» Source data:
........
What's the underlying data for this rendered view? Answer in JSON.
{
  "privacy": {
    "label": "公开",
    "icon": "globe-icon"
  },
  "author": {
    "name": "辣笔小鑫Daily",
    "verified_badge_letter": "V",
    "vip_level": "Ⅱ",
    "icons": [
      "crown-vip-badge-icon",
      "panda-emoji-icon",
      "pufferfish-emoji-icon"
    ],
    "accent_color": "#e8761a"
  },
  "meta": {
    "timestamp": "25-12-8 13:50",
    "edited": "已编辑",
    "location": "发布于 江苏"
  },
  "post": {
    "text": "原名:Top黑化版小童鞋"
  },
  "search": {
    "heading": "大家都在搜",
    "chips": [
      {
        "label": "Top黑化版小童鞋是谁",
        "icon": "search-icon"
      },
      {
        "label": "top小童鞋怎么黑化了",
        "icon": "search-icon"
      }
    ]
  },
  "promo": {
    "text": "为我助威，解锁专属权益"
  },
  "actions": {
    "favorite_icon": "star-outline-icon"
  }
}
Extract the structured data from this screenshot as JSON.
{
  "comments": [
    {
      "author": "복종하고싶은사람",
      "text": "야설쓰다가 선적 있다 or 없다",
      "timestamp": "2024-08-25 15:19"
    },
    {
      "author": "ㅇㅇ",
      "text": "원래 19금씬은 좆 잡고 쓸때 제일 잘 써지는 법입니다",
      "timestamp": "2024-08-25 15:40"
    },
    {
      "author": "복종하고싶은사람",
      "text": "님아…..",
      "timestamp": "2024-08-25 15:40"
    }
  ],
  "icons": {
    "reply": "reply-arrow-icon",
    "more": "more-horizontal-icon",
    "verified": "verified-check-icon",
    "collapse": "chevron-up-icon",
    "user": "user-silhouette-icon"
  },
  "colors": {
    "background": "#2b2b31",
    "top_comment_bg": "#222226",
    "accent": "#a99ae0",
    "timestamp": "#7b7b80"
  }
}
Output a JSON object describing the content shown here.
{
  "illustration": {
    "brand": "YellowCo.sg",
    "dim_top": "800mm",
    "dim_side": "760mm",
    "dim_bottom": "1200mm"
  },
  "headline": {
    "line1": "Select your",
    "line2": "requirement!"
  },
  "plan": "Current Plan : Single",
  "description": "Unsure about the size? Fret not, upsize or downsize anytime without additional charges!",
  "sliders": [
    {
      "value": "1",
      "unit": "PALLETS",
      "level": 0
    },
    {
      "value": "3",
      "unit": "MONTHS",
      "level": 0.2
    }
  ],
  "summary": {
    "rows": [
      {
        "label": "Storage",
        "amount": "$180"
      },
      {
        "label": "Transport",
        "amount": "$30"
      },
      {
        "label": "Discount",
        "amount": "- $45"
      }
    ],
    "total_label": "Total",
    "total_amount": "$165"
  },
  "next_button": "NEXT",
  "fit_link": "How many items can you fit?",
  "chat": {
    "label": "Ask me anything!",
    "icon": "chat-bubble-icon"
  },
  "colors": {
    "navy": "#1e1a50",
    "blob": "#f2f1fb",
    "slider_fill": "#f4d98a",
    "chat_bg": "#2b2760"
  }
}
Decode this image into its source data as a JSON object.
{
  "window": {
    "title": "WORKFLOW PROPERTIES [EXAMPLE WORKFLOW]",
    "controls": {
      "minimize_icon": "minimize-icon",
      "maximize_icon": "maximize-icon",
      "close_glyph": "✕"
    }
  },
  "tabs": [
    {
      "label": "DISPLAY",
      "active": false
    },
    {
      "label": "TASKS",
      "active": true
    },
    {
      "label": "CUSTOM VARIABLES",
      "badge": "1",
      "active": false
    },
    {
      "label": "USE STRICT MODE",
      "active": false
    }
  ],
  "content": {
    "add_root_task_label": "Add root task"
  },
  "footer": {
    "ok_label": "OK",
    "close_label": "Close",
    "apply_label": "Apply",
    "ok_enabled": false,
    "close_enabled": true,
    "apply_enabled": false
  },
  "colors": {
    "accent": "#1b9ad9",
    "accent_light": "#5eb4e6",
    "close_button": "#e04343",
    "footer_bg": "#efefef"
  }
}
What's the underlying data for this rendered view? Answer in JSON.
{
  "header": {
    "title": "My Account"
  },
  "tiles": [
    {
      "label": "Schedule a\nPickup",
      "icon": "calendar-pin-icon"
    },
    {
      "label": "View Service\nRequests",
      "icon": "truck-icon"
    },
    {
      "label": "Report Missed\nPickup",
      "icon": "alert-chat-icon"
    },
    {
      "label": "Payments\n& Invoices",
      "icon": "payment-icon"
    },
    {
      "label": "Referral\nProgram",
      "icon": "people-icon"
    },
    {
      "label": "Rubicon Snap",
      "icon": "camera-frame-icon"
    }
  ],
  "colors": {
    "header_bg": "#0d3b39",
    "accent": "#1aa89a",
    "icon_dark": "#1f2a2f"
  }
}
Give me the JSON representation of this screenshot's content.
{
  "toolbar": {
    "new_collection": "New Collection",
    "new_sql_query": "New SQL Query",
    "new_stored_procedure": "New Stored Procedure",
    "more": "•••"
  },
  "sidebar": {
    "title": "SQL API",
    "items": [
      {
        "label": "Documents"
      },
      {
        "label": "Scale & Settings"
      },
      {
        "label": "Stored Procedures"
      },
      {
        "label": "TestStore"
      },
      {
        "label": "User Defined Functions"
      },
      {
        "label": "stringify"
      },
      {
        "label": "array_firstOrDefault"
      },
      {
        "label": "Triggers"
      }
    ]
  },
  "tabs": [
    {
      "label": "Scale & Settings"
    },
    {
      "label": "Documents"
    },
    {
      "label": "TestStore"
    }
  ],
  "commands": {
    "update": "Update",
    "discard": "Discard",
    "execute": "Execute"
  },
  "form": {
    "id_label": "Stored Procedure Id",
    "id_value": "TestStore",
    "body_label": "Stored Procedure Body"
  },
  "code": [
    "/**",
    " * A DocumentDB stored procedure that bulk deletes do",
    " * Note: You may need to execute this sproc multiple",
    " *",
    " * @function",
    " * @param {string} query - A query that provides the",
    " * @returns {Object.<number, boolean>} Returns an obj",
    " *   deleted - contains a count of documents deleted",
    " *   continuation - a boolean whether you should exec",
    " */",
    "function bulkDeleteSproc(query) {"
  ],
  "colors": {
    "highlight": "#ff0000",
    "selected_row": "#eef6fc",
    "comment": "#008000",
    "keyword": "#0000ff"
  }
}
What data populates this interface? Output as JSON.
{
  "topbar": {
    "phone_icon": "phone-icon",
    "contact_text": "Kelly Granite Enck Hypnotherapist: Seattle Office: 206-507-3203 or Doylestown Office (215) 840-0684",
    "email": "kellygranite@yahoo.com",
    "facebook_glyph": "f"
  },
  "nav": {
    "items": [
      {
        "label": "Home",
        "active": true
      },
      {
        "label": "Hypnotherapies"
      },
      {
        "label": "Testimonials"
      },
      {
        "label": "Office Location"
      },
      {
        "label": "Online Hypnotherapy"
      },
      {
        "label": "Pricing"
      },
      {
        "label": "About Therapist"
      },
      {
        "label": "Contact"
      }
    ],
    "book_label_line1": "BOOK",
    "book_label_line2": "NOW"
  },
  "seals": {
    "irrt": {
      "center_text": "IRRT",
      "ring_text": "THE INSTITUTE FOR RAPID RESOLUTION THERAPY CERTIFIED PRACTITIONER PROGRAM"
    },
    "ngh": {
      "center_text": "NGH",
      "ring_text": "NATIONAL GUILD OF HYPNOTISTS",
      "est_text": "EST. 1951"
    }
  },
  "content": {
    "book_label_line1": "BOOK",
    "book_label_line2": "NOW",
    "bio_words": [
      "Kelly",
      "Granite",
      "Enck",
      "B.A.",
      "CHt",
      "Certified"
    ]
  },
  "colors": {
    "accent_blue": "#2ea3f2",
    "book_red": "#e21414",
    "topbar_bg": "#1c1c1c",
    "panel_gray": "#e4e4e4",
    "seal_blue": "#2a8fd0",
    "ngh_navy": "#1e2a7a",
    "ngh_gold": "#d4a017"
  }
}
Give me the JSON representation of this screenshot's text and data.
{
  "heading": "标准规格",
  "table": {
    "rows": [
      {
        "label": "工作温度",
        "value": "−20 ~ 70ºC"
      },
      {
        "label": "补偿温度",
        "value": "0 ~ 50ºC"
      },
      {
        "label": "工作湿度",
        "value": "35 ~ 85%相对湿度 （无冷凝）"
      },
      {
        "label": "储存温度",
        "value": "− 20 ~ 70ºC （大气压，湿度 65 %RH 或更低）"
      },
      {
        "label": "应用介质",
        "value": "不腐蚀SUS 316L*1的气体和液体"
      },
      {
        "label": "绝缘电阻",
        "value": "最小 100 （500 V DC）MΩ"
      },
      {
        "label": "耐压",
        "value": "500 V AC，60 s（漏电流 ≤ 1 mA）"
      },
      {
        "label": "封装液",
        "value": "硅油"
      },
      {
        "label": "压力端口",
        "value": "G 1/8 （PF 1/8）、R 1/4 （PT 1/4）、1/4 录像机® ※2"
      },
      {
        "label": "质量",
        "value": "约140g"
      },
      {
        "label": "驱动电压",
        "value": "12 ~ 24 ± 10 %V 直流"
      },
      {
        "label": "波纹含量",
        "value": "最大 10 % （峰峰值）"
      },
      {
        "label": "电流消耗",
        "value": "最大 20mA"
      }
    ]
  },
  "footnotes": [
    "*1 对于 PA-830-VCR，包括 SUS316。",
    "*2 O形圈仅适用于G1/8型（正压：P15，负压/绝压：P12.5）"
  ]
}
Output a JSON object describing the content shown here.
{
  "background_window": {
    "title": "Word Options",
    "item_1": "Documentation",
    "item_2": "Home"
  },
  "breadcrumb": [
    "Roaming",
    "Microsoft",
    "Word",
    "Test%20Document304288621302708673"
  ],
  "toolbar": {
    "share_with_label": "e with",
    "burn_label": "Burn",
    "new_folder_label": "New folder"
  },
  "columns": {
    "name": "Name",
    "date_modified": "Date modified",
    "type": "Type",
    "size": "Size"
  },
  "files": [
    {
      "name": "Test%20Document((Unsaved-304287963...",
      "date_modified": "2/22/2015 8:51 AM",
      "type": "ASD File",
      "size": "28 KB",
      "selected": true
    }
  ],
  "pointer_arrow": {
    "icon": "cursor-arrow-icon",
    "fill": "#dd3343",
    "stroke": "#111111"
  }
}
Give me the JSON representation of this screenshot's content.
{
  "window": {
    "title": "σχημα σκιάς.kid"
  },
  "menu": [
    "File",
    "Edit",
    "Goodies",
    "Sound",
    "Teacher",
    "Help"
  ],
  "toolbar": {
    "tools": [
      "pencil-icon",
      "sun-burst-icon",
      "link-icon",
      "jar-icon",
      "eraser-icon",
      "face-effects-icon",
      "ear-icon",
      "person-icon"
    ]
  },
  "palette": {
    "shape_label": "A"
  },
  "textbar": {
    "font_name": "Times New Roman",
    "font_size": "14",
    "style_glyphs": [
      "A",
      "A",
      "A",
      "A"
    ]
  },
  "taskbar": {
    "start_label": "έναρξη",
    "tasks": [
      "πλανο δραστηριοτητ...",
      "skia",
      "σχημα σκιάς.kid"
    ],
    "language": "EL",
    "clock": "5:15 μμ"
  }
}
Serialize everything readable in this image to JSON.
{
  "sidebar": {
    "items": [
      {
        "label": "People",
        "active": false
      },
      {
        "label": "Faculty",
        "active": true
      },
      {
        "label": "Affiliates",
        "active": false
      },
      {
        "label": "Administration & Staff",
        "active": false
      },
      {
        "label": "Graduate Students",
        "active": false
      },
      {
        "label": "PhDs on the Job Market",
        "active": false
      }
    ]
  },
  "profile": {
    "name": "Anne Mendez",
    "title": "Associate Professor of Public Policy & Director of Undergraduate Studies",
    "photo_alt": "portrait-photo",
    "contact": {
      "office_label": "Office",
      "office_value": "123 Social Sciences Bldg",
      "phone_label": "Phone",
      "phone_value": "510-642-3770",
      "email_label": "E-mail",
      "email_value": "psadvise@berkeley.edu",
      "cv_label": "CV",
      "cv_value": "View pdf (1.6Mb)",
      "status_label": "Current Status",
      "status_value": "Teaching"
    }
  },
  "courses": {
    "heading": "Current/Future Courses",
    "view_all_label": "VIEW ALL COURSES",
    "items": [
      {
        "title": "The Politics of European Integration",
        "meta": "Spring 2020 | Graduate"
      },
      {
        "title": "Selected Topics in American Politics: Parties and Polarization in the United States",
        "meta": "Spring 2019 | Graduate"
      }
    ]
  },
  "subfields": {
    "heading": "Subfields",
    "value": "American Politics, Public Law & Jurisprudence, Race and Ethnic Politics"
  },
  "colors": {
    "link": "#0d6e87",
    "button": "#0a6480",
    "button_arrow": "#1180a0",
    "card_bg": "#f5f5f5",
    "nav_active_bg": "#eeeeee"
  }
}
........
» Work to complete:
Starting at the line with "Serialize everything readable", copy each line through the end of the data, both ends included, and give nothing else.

» Solution to this problem:
Serialize everything readable in this image to JSON.
{
  "sidebar": {
    "items": [
      {
        "label": "People",
        "active": false
      },
      {
        "label": "Faculty",
        "active": true
      },
      {
        "label": "Affiliates",
        "active": false
      },
      {
        "label": "Administration & Staff",
        "active": false
      },
      {
        "label": "Graduate Students",
        "active": false
      },
      {
        "label": "PhDs on the Job Market",
        "active": false
      }
    ]
  },
  "profile": {
    "name": "Anne Mendez",
    "title": "Associate Professor of Public Policy & Director of Undergraduate Studies",
    "photo_alt": "portrait-photo",
    "contact": {
      "office_label": "Office",
      "office_value": "123 Social Sciences Bldg",
      "phone_label": "Phone",
      "phone_value": "510-642-3770",
      "email_label": "E-mail",
      "email_value": "psadvise@berkeley.edu",
      "cv_label": "CV",
      "cv_value": "View pdf (1.6Mb)",
      "status_label": "Current Status",
      "status_value": "Teaching"
    }
  },
  "courses": {
    "heading": "Current/Future Courses",
    "view_all_label": "VIEW ALL COURSES",
    "items": [
      {
        "title": "The Politics of European Integration",
        "meta": "Spring 2020 | Graduate"
      },
      {
        "title": "Selected Topics in American Politics: Parties and Polarization in the United States",
        "meta": "Spring 2019 | Graduate"
      }
    ]
  },
  "subfields": {
    "heading": "Subfields",
    "value": "American Politics, Public Law & Jurisprudence, Race and Ethnic Politics"
  },
  "colors": {
    "link": "#0d6e87",
    "button": "#0a6480",
    "button_arrow": "#1180a0",
    "card_bg": "#f5f5f5",
    "nav_active_bg": "#eeeeee"
  }
}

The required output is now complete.